*What to work on:* With the string "this" as the filter, copy each matching line from the records.

(Data records for software interfaces)
•••••
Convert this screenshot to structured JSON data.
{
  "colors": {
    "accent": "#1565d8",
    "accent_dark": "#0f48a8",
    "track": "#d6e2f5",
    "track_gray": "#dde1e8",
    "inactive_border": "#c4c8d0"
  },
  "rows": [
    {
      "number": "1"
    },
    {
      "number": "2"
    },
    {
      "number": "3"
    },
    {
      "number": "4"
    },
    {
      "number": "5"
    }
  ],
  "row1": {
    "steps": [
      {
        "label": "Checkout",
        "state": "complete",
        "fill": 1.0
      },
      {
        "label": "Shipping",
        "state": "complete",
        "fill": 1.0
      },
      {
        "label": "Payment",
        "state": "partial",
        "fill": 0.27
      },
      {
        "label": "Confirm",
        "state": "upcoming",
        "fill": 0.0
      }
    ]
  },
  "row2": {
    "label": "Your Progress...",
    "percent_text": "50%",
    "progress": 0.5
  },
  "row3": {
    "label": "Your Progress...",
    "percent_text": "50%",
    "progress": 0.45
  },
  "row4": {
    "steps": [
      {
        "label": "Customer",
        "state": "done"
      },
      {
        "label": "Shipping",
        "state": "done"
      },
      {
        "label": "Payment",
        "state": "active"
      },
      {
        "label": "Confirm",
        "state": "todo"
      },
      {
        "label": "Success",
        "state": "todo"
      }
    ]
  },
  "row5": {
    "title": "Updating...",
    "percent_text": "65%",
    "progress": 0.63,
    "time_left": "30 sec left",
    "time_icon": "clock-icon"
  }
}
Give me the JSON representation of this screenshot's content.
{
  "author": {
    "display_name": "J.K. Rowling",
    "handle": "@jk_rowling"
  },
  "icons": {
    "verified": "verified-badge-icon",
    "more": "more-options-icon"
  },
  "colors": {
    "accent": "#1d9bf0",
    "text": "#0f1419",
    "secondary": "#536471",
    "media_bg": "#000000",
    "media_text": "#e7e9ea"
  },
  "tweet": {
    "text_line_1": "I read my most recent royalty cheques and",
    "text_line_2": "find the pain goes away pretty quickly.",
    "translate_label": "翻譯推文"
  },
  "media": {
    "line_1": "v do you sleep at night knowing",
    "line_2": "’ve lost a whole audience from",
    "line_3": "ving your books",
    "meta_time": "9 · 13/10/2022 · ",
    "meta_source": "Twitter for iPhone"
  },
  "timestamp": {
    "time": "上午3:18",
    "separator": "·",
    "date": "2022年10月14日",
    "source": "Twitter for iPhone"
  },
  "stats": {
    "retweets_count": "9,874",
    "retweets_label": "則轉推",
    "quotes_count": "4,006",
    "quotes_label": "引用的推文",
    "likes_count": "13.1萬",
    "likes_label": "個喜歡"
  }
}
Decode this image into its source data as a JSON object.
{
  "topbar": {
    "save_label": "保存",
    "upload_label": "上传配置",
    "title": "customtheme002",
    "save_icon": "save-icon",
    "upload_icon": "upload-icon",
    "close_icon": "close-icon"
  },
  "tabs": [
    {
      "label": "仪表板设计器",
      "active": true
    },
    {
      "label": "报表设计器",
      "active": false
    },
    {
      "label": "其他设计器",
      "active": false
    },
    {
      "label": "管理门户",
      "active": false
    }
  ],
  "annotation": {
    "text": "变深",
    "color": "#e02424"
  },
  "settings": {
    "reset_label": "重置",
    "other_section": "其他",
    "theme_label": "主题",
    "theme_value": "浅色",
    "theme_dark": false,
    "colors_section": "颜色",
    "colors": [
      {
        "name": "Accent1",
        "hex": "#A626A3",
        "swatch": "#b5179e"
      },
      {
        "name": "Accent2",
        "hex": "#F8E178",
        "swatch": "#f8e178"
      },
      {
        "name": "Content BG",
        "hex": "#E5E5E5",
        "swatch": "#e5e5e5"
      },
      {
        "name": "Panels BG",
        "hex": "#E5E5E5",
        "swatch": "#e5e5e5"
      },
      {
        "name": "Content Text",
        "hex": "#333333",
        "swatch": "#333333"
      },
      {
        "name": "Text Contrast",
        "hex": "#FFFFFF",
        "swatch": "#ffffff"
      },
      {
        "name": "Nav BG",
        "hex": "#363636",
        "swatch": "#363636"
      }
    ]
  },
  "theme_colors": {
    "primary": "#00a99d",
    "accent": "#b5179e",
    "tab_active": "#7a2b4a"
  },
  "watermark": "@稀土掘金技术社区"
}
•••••
*Written answer:*
Convert this screenshot to structured JSON data.
Give me the JSON representation of this screenshot's content.
Decode this image into its source data as a JSON object.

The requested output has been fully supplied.